Sex itself has little to do with clothing in a direct sense. Sure, sexy lingerie and fetish wear would disappear in a world without it, but you likely aren’t including these in your non-erotica world-building anyway. However, sexuality and sexual attraction have a significant and undeniable impact on how we dress ourselves, because they affect the way we view the human body. And more specifically, how we view the female body.
Women’s clothing has often been designed to do two things: accentuate the female form or cover and obscure it. On one end of this spectrum, there are nun habits, burqas and burqinis, conservative Mormon prairie dresses, and most western-based fashions of earlier centuries. On the other end, you have bikinis, ultra minis, stilettos, Kim Kardashian magazine covers, and the infuriating practices of U.K. tabloids.

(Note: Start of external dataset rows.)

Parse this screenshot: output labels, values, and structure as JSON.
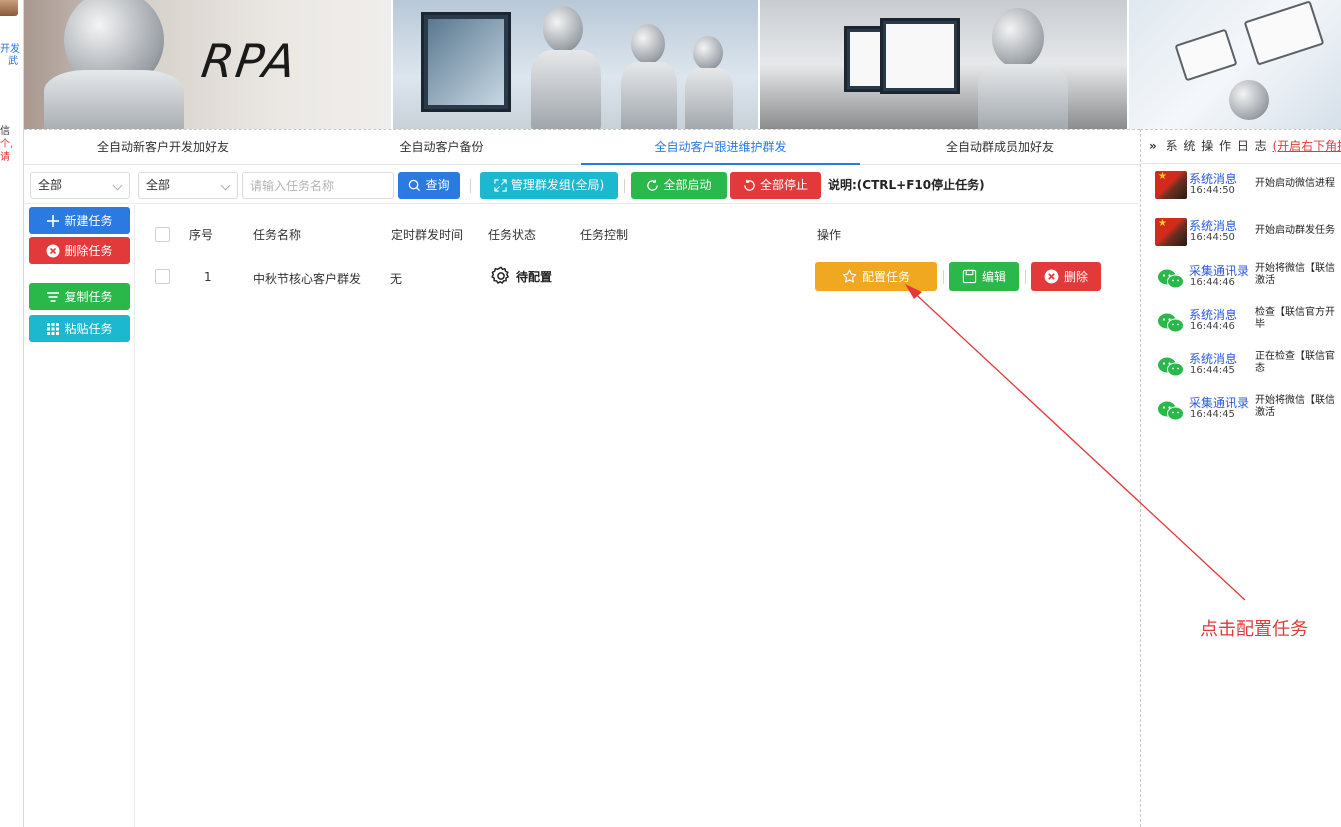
{
  "left_strip": {
    "line1": "开发",
    "line2": "武",
    "line3": "信",
    "line4": "个,",
    "line5": "请"
  },
  "banner": {
    "rpa_text": "RPA"
  },
  "tabs": [
    {
      "label": "全自动新客户开发加好友"
    },
    {
      "label": "全自动客户备份"
    },
    {
      "label": "全自动客户跟进维护群发"
    },
    {
      "label": "全自动群成员加好友"
    }
  ],
  "toolbar": {
    "select1_value": "全部",
    "select2_value": "全部",
    "search_placeholder": "请输入任务名称",
    "query_label": "查询",
    "manage_group_label": "管理群发组(全局)",
    "start_all_label": "全部启动",
    "stop_all_label": "全部停止",
    "note": "说明:(CTRL+F10停止任务)"
  },
  "side_buttons": {
    "new_task": "新建任务",
    "delete_task": "删除任务",
    "copy_task": "复制任务",
    "paste_task": "粘贴任务"
  },
  "table": {
    "columns": [
      "序号",
      "任务名称",
      "定时群发时间",
      "任务状态",
      "任务控制",
      "操作"
    ],
    "rows": [
      {
        "index": "1",
        "name": "中秋节核心客户群发",
        "schedule": "无",
        "status": "待配置",
        "control": "",
        "actions": {
          "config": "配置任务",
          "edit": "编辑",
          "delete": "删除"
        }
      }
    ]
  },
  "log": {
    "header_title": "系 统 操 作 日 志",
    "header_link": "(开启右下角提",
    "items": [
      {
        "title": "系统消息",
        "time": "16:44:50",
        "msg1": "开始启动微信进程",
        "msg2": "",
        "avatar": "flag-avatar"
      },
      {
        "title": "系统消息",
        "time": "16:44:50",
        "msg1": "开始启动群发任务",
        "msg2": "",
        "avatar": "flag-avatar"
      },
      {
        "title": "采集通讯录",
        "time": "16:44:46",
        "msg1": "开始将微信【联信",
        "msg2": "激活",
        "avatar": "wechat-icon"
      },
      {
        "title": "系统消息",
        "time": "16:44:46",
        "msg1": "检查【联信官方开",
        "msg2": "毕",
        "avatar": "wechat-icon"
      },
      {
        "title": "系统消息",
        "time": "16:44:45",
        "msg1": "正在检查【联信官",
        "msg2": "态",
        "avatar": "wechat-icon"
      },
      {
        "title": "采集通讯录",
        "time": "16:44:45",
        "msg1": "开始将微信【联信",
        "msg2": "激活",
        "avatar": "wechat-icon"
      }
    ]
  },
  "annotation": {
    "text": "点击配置任务",
    "color": "#e23a3a"
  },
  "colors": {
    "primary": "#2a7ae2",
    "danger": "#e23a3a",
    "success": "#2ab84a",
    "info": "#1cb8d0",
    "warning": "#f0a820"
  }
}
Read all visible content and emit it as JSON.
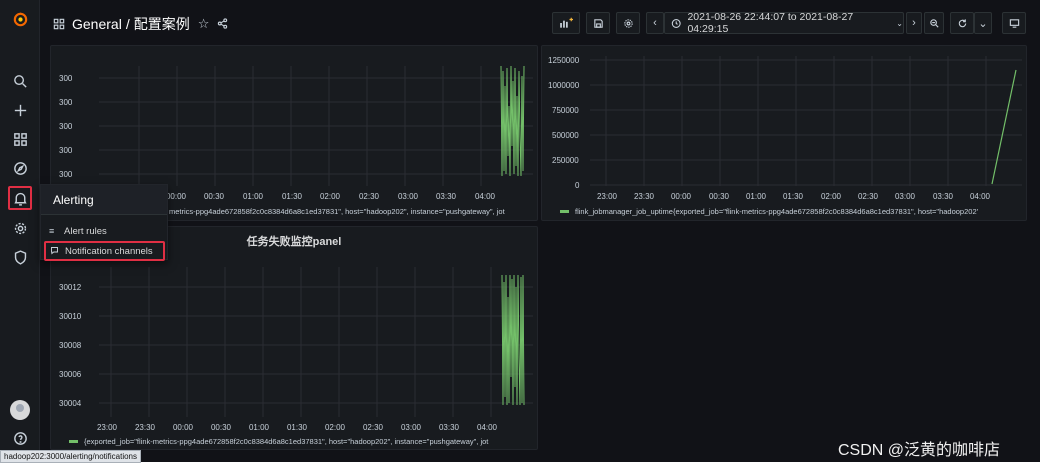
{
  "breadcrumb": {
    "folder": "General",
    "separator": "/",
    "dashboard": "配置案例"
  },
  "time_range": {
    "label": "2021-08-26 22:44:07 to 2021-08-27 04:29:15"
  },
  "alert_menu": {
    "title": "Alerting",
    "items": [
      {
        "label": "Alert rules",
        "icon": "list-icon"
      },
      {
        "label": "Notification channels",
        "icon": "comment-alt-share-icon"
      }
    ]
  },
  "panels": {
    "p1": {
      "title": "",
      "y_ticks": [
        "300",
        "300",
        "300",
        "300",
        "300"
      ],
      "x_ticks": [
        "00:00",
        "00:30",
        "01:00",
        "01:30",
        "02:00",
        "02:30",
        "03:00",
        "03:30",
        "04:00"
      ],
      "legend": "metrics-ppg4ade672858f2c0c8384d6a8c1ed37831\", host=\"hadoop202\", instance=\"pushgateway\", jot"
    },
    "p2": {
      "title": "",
      "y_ticks": [
        "1250000",
        "1000000",
        "750000",
        "500000",
        "250000",
        "0"
      ],
      "x_ticks": [
        "23:00",
        "23:30",
        "00:00",
        "00:30",
        "01:00",
        "01:30",
        "02:00",
        "02:30",
        "03:00",
        "03:30",
        "04:00"
      ],
      "legend": "flink_jobmanager_job_uptime{exported_job=\"flink-metrics-ppg4ade672858f2c0c8384d6a8c1ed37831\", host=\"hadoop202'"
    },
    "p3": {
      "title": "任务失败监控panel",
      "y_ticks": [
        "30012",
        "30010",
        "30008",
        "30006",
        "30004"
      ],
      "x_ticks": [
        "23:00",
        "23:30",
        "00:00",
        "00:30",
        "01:00",
        "01:30",
        "02:00",
        "02:30",
        "03:00",
        "03:30",
        "04:00"
      ],
      "legend": "{exported_job=\"flink-metrics-ppg4ade672858f2c0c8384d6a8c1ed37831\", host=\"hadoop202\", instance=\"pushgateway\", jot"
    }
  },
  "status_url": "hadoop202:3000/alerting/notifications",
  "watermark": "CSDN @泛黄的咖啡店",
  "colors": {
    "series": "#73bf69",
    "highlight": "#e02f44",
    "background": "#111217",
    "panel": "#181b1f"
  }
}
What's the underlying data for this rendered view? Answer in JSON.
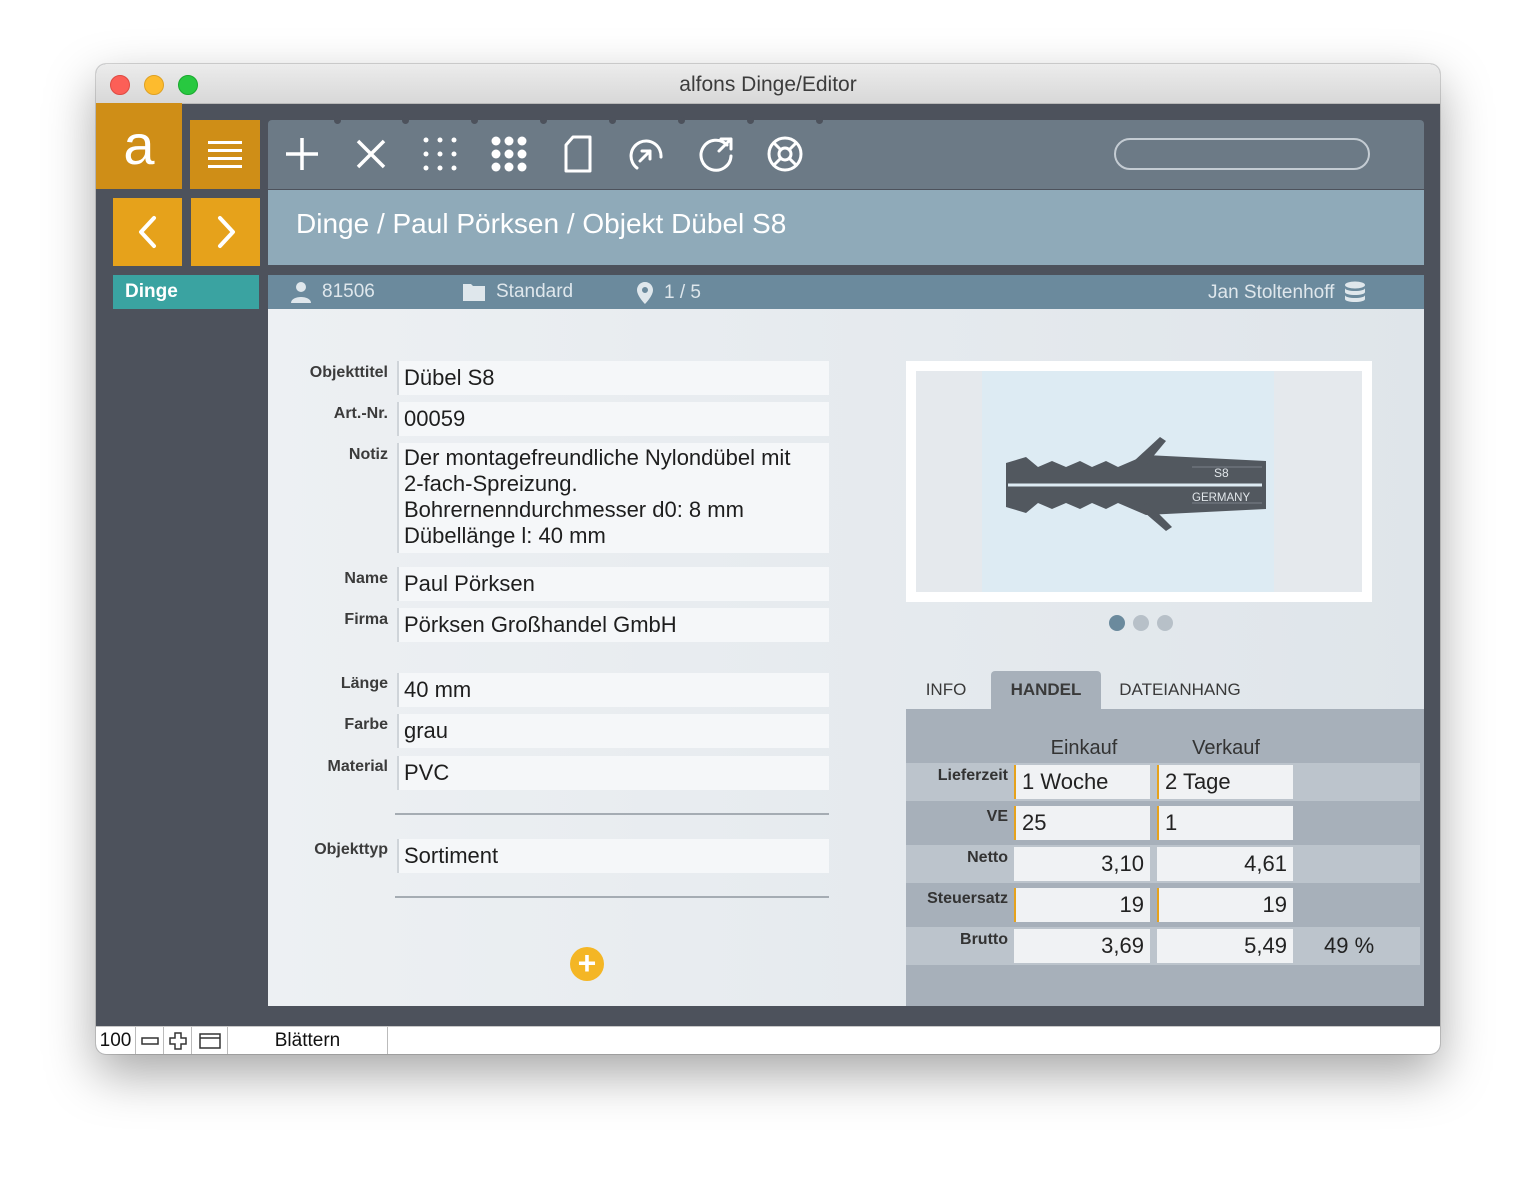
{
  "window": {
    "title": "alfons Dinge/Editor"
  },
  "app": {
    "logo_letter": "a"
  },
  "breadcrumb": "Dinge / Paul Pörksen / Objekt Dübel S8",
  "sidebar": {
    "active_item": "Dinge"
  },
  "toolbar": {
    "icons": [
      "plus-icon",
      "close-icon",
      "small-grid-icon",
      "large-grid-icon",
      "document-icon",
      "undo-icon",
      "refresh-icon",
      "help-icon"
    ],
    "search_placeholder": ""
  },
  "infobar": {
    "customer_id": "81506",
    "folder": "Standard",
    "position": "1 / 5",
    "user": "Jan Stoltenhoff"
  },
  "form": {
    "objekttitel": {
      "label": "Objekttitel",
      "value": "Dübel S8"
    },
    "artnr": {
      "label": "Art.-Nr.",
      "value": "00059"
    },
    "notiz": {
      "label": "Notiz",
      "lines": [
        "Der montagefreundliche Nylondübel mit",
        "2-fach-Spreizung.",
        "Bohrernenndurchmesser d0: 8 mm",
        "Dübellänge l: 40 mm"
      ]
    },
    "name": {
      "label": "Name",
      "value": "Paul Pörksen"
    },
    "firma": {
      "label": "Firma",
      "value": "Pörksen Großhandel GmbH"
    },
    "laenge": {
      "label": "Länge",
      "value": "40 mm"
    },
    "farbe": {
      "label": "Farbe",
      "value": "grau"
    },
    "material": {
      "label": "Material",
      "value": "PVC"
    },
    "objekttyp": {
      "label": "Objekttyp",
      "value": "Sortiment"
    }
  },
  "image": {
    "text_s8": "S8",
    "text_germany": "GERMANY",
    "pages": 3,
    "current_page": 1
  },
  "tabs": [
    {
      "label": "INFO",
      "active": false
    },
    {
      "label": "HANDEL",
      "active": true
    },
    {
      "label": "DATEIANHANG",
      "active": false
    }
  ],
  "handel": {
    "col_einkauf": "Einkauf",
    "col_verkauf": "Verkauf",
    "rows": [
      {
        "label": "Lieferzeit",
        "einkauf": "1 Woche",
        "verkauf": "2 Tage",
        "extra": ""
      },
      {
        "label": "VE",
        "einkauf": "25",
        "verkauf": "1",
        "extra": ""
      },
      {
        "label": "Netto",
        "einkauf": "3,10",
        "verkauf": "4,61",
        "extra": ""
      },
      {
        "label": "Steuersatz",
        "einkauf": "19",
        "verkauf": "19",
        "extra": ""
      },
      {
        "label": "Brutto",
        "einkauf": "3,69",
        "verkauf": "5,49",
        "extra": "49 %"
      }
    ]
  },
  "statusbar": {
    "zoom": "100",
    "mode": "Blättern"
  },
  "colors": {
    "accent": "#e6a21b",
    "teal": "#3aa3a1",
    "toolbar": "#6c7a86",
    "breadcrumb": "#8faab9"
  }
}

Even in the world of red carpet fashion, men need only choose formal wear with bold patterns and colors to make a statement while women who wish to be newsworthy must wear gowns that flirt with nudity (or emulate a swan.) Feminists still land on both sides of whether baring increasing amounts of skin sets us back or sets us free. Yes, female fashion has always been a tug of war between too much skin and not enough, and both sides were often historically cultivated at the cost of the comfort, health, and even safety of women.
That’s not to say that men’s clothing has always been comfortable. Three-piece suits, priests’ robes, and the dishdasha—all worn to satisfy professional and religious expectations—are not the picture of comfort and ease. However, the difference is that those expectations are levied and reinforced by men themselves on a societal level. Women have not possessed that same agency because the laws, mores—and often, the trends—that dictate what we wear are also designed and reinforced by men.
Consider the illegality of women baring their chests in public—even for something as utilitarian as breastfeeding—while men in western societies may run around with nipples out. A visit to most beaches outside the French Riviera will confirm this. This is because the female breast has been sexualized by cishet male-dominated governing bodies that make the rules while the male chest has (officially) not. Even baring a sports bra in the “wrong” venue can be frowned upon or fined.
Would such disparity exist if sexuality didn’t factor into the way we dress? I think not. Or at least if it did, it wouldn’t stem from a strictly male gaze. I hesitate to say “no” definitively because even if we remove sexuality from the wardrobe, other influencers would take its place. Culture, religion, nature, hygiene, safety, and good ol’ comfort would all affect clothing styles, and some of those—namely culture and religion—would also change in a world without sex.
Consider again the issue of female breasts. In a world without sex—but one in which mothers nurse their children—the breast might be praised as a symbol of nurturing or viewed as purely functional, and in either case, women wouldn’t be shamed for baring them. It could also swing the other way. Procreation in a world absent of the sexual gratification that now precedes it would be an intentional act. It might then be idolized and even fetishized as a sacred ritual of human propagation. In that case, the female breast might also be viewed as sacred; vital to the newborn and thus kept hidden.
Perhaps humanity would undress a bit more in a sex-free world. If the sexual significance of bare skin, breasts, and genitals no longer existed, the human form might be appreciated as a natural work of art or a solid piece of engineering. Without sexual shame, what’s to hide? On the other hand, without sexual attraction, people might prefer to cover up based on the dictates of religious modesty or an increased deference to the way the sun ages our skin. And again, don’t forget the importance of hygiene: the feasibility of public seating demands solid underwear.
I believe the most significant impact on clothing of a sexually-neutered world would be the degree of disparity to which men and women cover up. The current gap would likely disappear, with societal rules on baring skin being equally applied and enforced. If an outfit that reveals a woman’s bare back is considered titillating and pleasing, it will also be so for men. On a related note, this could also change hygienic habits in regard to body hair. A world without sex might see the porn industry replaced with a thriving depilatory one with hirsute men being its largest consumer base.
The dynamic of baring skin also leads to questions of how such a world might affect traditionally-gendered clothing styles. Modern history has codified that, in western societies, dresses are feminine and pants are masculine. The women’s rights movement, the sexual revolution, and gender fluidity have ushered in major changes in the last century. In most venues, women are now just as likely to wear pants as skirts and dresses, though a woman wearing trousers on the red carpet is still an unusual—and assumed political—move.
And yet, the idea of cishet men routinely wearing dresses—outside of kilt or costume—is inconceivable. But go back to ancient history (or to more specific environments in modern history) and you’ll find skirts and tunics were standard wear for men. In a world without sex, sexuality, and sexual attraction, these practices may not have been quashed except in instances where practicality demands trousers. And in that event, the practicality would likely have extended to women, as well.
There are limitless possibilities for dressing characters in fictional worlds free of patriarchal influence. Simply remove the sexualized view of women’s bodies and you can dress all genders equally in clothing designed for comfort, fashion, or other societal considerations you create for your world. Hell, you can even dress your men in swan dresses, if you so wish. I’d buy that book.